In human cells, all membrane proteins (which include many if not most drug targets) and all peptide and protein hormones (including insulin and leptin) travel through the endomembrane system from the place where they are made in the cell to the place where they do their work. Diseases thought to involve the endomembrane system include Alzheimer's dementia, cystic fibrosis, and several diseases of fat and cholesterol metabolism. The endomembrane system itself consists of 3 major parts: the endoplasmic reticulum (ER), the Golgi apparatus and the plasma membrane, plus a complex series of internalization and recycling pathways grouped under the general heading of endocytosis. The long term goal of this research is to build a computer model of the secretory pathway and the endocytosis system that has been successfully tested against experimental results, and can be used to make new predictions. Our short-term goal is to test the possible roles of cholesterol in controlling the endomembrane system. By combining the live-cell imaging of fluorescent proteins and cholesterol with systems biology and kinetic modeling we will test the hypothesis that cholesterol-driven membrane partitioning is the organizing principle of the endomembrane system. The focus will be on testing this idea in four specific areas: 1) cholesterol-regulation of protein export from the endoplasmic reticulum, 2) determining whether the Golgi apparatus or lipid transfer proteins carry cholesterol from the ER to the plasma membrane, 3) cholesterol driven partitioning in the Golgi apparatus, and 4) cholesterol trafficking pathways in endocytosis. Because the goal is an integrated model of these important cell processes, the model will also be tested against key experimental results from other laboratories world-wide.
Proteins are responsible for making the human body work. More than half of our proteins could not get to the place where they do their work without the "secretory pathway." Diseases of the secretory pathway include Alzheimer's dementia, cystic fibrosis and several diseases of fat metabolism.
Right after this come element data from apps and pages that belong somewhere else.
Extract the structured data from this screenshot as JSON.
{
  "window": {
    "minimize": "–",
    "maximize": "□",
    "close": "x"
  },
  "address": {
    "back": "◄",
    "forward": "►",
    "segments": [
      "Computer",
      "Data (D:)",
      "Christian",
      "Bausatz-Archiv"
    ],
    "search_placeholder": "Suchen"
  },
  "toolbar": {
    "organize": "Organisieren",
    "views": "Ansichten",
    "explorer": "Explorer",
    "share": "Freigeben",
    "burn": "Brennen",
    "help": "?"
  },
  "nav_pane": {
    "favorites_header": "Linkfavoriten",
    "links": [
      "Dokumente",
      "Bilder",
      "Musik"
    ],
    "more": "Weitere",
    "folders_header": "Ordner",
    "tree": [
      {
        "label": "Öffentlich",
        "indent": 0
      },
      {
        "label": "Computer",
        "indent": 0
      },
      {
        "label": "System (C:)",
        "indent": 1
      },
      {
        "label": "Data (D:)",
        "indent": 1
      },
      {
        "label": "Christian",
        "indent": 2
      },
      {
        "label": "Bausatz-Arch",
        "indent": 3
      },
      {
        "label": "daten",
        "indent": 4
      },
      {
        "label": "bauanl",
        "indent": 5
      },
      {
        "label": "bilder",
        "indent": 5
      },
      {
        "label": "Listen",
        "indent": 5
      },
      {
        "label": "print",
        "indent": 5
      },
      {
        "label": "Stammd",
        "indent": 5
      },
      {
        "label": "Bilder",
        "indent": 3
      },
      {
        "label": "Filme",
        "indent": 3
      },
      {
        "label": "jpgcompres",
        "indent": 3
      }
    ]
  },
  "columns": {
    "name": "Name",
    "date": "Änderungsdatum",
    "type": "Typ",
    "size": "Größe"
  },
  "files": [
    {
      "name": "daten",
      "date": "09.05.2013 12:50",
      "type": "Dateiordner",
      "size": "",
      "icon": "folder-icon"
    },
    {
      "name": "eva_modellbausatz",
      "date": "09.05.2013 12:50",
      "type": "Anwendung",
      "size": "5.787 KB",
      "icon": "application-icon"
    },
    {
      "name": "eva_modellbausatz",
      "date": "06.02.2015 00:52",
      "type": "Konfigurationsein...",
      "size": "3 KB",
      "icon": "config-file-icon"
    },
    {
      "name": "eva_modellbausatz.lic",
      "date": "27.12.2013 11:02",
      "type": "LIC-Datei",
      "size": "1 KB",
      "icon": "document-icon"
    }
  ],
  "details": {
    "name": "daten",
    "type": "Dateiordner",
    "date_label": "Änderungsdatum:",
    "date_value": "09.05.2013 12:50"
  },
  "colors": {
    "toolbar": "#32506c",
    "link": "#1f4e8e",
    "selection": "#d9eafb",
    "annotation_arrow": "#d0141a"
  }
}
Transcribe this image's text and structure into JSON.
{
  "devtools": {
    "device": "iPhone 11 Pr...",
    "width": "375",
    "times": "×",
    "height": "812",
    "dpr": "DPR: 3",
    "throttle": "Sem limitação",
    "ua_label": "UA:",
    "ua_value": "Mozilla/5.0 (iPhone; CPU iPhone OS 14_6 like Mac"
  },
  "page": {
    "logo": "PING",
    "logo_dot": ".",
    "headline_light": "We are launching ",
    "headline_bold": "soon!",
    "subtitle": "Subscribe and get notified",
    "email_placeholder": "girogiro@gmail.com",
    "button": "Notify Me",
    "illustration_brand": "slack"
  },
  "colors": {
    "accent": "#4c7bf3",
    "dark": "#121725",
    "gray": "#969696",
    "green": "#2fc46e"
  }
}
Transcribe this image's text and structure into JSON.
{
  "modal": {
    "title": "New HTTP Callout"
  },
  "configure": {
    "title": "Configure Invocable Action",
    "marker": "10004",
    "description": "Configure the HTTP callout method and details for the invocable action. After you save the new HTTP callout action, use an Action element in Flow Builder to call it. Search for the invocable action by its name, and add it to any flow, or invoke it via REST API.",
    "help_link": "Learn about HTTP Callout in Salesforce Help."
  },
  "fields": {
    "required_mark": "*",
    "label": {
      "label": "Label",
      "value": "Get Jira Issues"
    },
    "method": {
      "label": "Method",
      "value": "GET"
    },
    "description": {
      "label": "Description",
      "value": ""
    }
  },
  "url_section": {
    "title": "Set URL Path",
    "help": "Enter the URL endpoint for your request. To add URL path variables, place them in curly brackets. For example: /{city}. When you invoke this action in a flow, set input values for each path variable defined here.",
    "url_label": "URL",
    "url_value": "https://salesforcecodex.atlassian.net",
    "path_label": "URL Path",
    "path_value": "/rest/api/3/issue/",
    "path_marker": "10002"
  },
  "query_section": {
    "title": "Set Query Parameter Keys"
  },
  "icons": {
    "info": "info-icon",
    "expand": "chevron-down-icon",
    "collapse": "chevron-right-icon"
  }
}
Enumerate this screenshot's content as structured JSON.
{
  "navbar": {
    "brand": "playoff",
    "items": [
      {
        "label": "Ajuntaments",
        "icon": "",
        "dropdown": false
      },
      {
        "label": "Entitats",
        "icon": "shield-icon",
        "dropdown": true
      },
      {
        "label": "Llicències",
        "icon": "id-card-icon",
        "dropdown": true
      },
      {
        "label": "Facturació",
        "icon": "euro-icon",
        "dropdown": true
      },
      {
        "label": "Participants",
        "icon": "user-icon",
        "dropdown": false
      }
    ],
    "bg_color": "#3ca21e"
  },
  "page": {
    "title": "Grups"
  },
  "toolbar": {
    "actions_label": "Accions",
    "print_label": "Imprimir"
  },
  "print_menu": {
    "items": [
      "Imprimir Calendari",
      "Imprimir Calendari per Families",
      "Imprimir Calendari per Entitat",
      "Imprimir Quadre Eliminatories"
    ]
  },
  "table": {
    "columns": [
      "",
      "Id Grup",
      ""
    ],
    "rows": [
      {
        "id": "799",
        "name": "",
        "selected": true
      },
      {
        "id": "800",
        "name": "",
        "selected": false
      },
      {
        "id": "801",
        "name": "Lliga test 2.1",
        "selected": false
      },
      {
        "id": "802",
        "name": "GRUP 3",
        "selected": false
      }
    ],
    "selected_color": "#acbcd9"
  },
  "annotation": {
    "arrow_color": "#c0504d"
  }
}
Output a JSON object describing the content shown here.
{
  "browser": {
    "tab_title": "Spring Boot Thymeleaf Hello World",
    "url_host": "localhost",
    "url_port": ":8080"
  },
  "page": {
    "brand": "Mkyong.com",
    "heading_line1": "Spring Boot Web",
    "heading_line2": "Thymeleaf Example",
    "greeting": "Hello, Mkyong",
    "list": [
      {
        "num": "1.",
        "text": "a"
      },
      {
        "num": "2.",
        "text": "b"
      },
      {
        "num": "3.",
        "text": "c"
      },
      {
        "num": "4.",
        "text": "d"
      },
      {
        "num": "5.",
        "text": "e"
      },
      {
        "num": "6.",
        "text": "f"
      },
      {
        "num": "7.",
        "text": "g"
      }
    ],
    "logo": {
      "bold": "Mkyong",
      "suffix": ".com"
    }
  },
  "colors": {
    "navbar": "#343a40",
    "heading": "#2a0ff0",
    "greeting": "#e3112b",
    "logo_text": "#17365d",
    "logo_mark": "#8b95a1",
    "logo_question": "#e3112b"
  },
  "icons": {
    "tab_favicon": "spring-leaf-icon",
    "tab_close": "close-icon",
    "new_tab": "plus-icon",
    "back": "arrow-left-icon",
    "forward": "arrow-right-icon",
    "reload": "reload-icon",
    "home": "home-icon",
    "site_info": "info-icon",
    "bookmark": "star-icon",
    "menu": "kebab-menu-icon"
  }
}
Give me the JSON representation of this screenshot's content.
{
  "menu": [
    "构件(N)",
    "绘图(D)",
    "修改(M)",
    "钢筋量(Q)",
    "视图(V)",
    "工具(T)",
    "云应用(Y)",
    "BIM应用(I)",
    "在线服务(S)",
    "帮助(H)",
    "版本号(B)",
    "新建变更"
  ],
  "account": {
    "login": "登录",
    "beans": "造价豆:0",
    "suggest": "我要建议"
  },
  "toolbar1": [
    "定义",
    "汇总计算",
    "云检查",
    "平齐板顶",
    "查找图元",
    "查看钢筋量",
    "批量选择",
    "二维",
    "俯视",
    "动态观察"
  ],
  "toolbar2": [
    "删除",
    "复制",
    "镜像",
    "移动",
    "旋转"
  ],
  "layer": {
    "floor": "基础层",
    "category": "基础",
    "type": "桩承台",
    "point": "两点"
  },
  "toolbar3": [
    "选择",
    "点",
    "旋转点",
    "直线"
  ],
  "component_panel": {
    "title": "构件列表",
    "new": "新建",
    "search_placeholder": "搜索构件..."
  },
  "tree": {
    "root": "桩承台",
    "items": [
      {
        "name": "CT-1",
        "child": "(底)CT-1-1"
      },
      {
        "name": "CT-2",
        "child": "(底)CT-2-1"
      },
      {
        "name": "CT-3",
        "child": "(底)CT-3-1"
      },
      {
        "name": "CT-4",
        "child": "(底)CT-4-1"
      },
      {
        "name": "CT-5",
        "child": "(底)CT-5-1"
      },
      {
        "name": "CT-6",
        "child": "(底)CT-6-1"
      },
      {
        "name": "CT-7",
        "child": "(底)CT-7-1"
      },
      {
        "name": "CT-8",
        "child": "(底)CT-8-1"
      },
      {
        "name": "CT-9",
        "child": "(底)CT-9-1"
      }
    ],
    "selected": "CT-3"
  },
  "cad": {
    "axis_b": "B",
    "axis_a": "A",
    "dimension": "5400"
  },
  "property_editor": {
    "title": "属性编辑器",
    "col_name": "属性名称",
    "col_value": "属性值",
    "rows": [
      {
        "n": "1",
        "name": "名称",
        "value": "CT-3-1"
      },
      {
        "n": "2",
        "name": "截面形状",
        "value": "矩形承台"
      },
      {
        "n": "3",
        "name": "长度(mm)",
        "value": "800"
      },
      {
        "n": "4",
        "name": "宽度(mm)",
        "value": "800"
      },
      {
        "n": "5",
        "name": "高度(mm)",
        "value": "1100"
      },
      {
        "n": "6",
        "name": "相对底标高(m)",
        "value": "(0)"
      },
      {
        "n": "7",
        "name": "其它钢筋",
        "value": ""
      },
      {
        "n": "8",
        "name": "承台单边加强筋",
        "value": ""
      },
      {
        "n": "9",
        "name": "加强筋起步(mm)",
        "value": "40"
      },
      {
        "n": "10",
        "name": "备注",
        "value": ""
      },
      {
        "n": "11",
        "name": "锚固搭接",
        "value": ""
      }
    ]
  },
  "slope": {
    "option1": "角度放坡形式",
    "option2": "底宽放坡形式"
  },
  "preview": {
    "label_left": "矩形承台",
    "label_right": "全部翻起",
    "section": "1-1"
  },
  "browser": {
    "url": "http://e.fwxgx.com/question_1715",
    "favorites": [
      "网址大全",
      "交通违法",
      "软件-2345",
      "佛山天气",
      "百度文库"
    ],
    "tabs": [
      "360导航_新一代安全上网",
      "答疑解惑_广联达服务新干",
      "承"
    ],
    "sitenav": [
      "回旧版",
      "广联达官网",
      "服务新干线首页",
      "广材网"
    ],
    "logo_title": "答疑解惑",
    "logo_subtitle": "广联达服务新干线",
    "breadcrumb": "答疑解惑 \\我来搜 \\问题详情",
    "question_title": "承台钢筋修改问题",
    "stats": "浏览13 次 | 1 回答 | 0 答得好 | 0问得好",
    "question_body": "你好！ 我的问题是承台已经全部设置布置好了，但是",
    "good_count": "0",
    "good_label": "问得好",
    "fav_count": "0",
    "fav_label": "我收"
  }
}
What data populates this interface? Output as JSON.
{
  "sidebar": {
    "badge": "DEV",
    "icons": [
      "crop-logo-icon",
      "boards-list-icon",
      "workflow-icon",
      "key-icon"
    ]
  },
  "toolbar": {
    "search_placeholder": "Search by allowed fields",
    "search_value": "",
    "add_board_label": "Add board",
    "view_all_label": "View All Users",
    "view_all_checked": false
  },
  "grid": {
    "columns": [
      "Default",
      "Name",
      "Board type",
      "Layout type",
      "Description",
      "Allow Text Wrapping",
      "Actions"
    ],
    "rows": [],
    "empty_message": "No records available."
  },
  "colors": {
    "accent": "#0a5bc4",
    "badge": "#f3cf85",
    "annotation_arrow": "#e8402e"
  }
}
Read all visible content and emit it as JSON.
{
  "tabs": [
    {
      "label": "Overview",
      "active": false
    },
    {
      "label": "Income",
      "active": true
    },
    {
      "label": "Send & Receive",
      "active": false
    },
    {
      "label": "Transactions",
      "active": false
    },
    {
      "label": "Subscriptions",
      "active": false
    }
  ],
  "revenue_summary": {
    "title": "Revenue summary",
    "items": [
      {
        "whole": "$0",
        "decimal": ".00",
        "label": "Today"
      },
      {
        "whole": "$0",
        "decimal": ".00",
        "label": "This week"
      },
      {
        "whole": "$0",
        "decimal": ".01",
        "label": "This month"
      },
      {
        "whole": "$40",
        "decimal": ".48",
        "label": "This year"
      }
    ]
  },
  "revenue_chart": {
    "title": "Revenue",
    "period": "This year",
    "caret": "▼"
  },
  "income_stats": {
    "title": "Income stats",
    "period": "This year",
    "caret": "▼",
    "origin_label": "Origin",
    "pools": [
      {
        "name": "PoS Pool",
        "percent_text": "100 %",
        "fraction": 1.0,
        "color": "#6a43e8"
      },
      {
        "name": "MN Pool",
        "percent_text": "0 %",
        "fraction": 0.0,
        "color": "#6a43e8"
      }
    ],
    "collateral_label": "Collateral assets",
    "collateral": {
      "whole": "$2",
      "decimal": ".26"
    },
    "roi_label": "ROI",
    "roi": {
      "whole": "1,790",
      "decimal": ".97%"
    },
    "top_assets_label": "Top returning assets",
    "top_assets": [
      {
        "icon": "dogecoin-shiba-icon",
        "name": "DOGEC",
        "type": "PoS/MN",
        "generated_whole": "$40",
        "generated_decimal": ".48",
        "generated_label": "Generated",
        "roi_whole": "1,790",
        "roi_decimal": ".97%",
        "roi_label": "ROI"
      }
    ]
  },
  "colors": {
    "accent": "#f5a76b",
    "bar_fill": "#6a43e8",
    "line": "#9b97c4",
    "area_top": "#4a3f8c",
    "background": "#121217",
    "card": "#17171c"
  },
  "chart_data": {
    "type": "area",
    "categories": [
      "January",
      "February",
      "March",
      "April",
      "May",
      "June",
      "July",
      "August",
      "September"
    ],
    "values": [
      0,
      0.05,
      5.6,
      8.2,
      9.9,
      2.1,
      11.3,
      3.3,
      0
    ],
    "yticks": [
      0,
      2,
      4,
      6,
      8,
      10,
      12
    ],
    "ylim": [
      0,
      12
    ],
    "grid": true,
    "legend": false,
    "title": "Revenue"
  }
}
The goal of our project is to discover how the secretory pathway works by using computer modeling to combine results from many scientists.
|Patterson, George H; Hirschberg, Koret; Polishchuk, Roman S et al. (2008) Transport through the Golgi apparatus by rapid partitioning within a two-phase membrane system. Cell 133:1055-67|